The Encyclopedia describes 1909-1915 springs:
All taper-leaf. 7 leaves in the front. 8 leaves in the rear, except for the 1911 Torpedo which used 7. Several types appeared. In one the spring clip was riveted to the leaf, with the bolt running under the spring. On another, the leaf was curled upwards and the clip bolt passed through the curl above the spring. Still another used a separate clip assembly.
Spring perch bushings were “X” bronze from 1909 to about 1912; seamed brass or bronze tubing from late 1911 to mid-1914; and steel from 1914 to 1927. The 1/4” oil hole was added in 1915.
This spring partially fits the description, being tapered and having the clip bolt through a curled end. It's 2" wide like all the others, and lacks the 1/4" oil holes that were in later springs.
But it's about an inch and a half longer than the standard spring, and it has nine leaves. Is it really a Ford spring? Anybody recognize it?
It appears as though there is one leave that is "doubled" up - the two that are closest together - otherwise it appears to be a Ford spring, perhaps a bit tired to account for the extra length ?
I suspect that the broken center bolt is allowing the bottom leaves to spread, which might account for the extra length. The idea that leaves #3 and #4 are duplicates occurred to me too, but the clip seems to fit just right with both of them in there.
A custom made clip made many years ago? They're easy to make.
Try bolt it together without the doubled leaf, I think it'll be closer to stock width when tightened in the center.
Looks like a mix-n-match to me. There is definitely a duplicate spring, maybe added because of the extra weight which caused the spring to spread.
If you remove the duplicate spring and slide the spring clip up it will fit nicely too. I assume it is not riveted to the spring so it can slide it further toward the center where the springs are thicker. It clearly looks like the spread is because the extra spring is arched the same as the one above it so when the center bolt is tightened it will spread the spring.
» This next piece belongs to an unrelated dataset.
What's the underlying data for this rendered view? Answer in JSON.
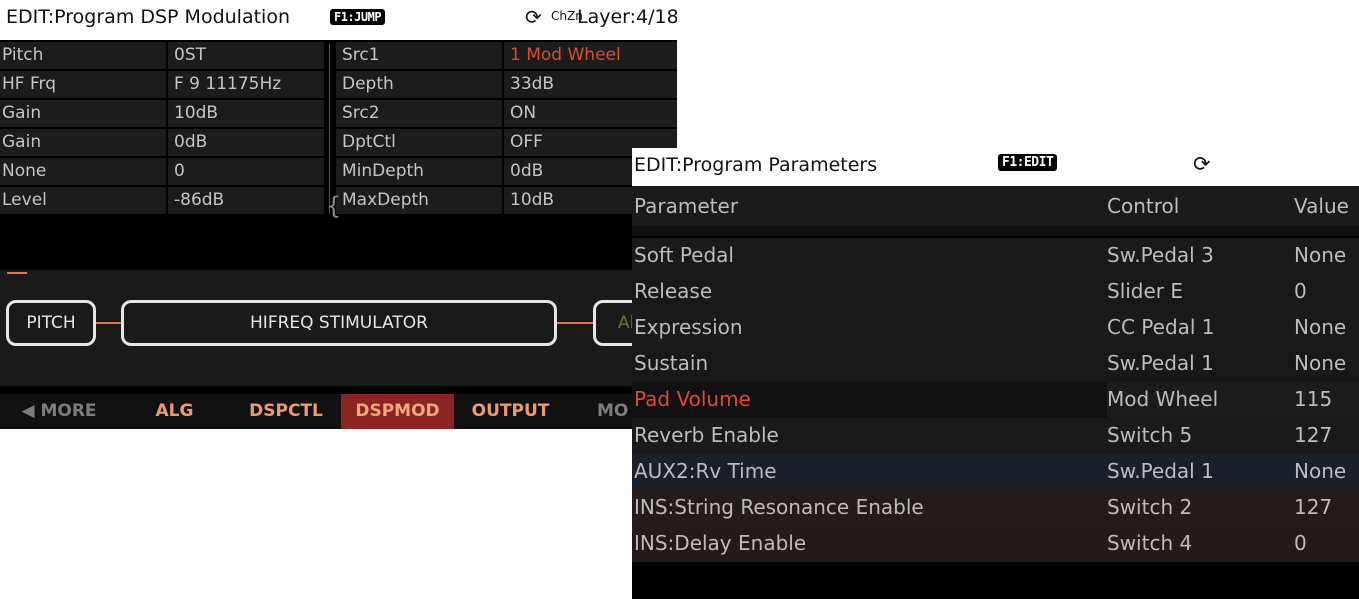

The springs were designed to nestle one onto the other and can't do that with the extra leaf.
Dis-assemble the leaves, paint some slip paint from Lang's (www.modeltford.com/item/3800P.aspx) between the leaves and re-assemble, using a grade 8 bolt through the center and double nut. That way it will be lubricated and the ends will pull up close together as the bottom leaf seats into the leaf above it. Should be a good spring, but with the extra leaf may have less bounce and be firmer than an original spring with the correct number of leaves. Jim Patrick
No, the clip won't slide. On these early springs the clip bolt passes through the curled end of a leaf. If you study the picture closely you can see it. I plan to remove the extra leaf and make new clips to fit. As Roger says, they're easy to make.
Some "early" springs had a curled leave end that was actually part of the spring clip, thus appearing to be upside down compared to later springs - is that the case with this one, Steve or is the clip entirely a separate part ?
Maybe a spring for a wide track with an extra leaf. Any wide track owners out there with the spring dia.
It was probably a beefed up spring that was on a car running gear that had a truck type body on it, that was hauling heaver loads.
The spring clip is right as the bolt goes through the spring as it has a rolled eye on the springs end.
It only has one extra leaf in it, other wise it is a normal rear spring.
After reading very good reports on the forum about UHMW tape, that's what I'm using between leaves.
This front spring picture clearly shows the curled leaf end for the spring clip bolt.
If you have a good authentic spring, you shouldn't be able to light between the leaves when compressed. Be sure to use that nice original bolt. They aren't easy to find.
Many of the original early springs have clips that are l additional leaf to be inserted. I bet that your clips are originals from 1912 - 15 era, and like everyone else I believe it is an original spring.
It needs to be re - arched, otherwise the rear tires are going to be way up in the fenders low rider style when you remove the extra leaf.
I used UHMW tape from McMaster-Carr over 5 years ago. Works great and you never have to lube it.
I have a 15 touring wide track. It has 8 leaves in the rear spring.
I went with a smear of synthetic grease and powdered graphite, a little messy but wipes up with lacquer thinner... no squeeks, no rust, no worry.
FYI. For purists that only want to do it the way Ford did it, the following thread from 2006, contains the original slip paint formula published by Ford for one to make his own gen-u-ine Model T slip paint. Jim Patrick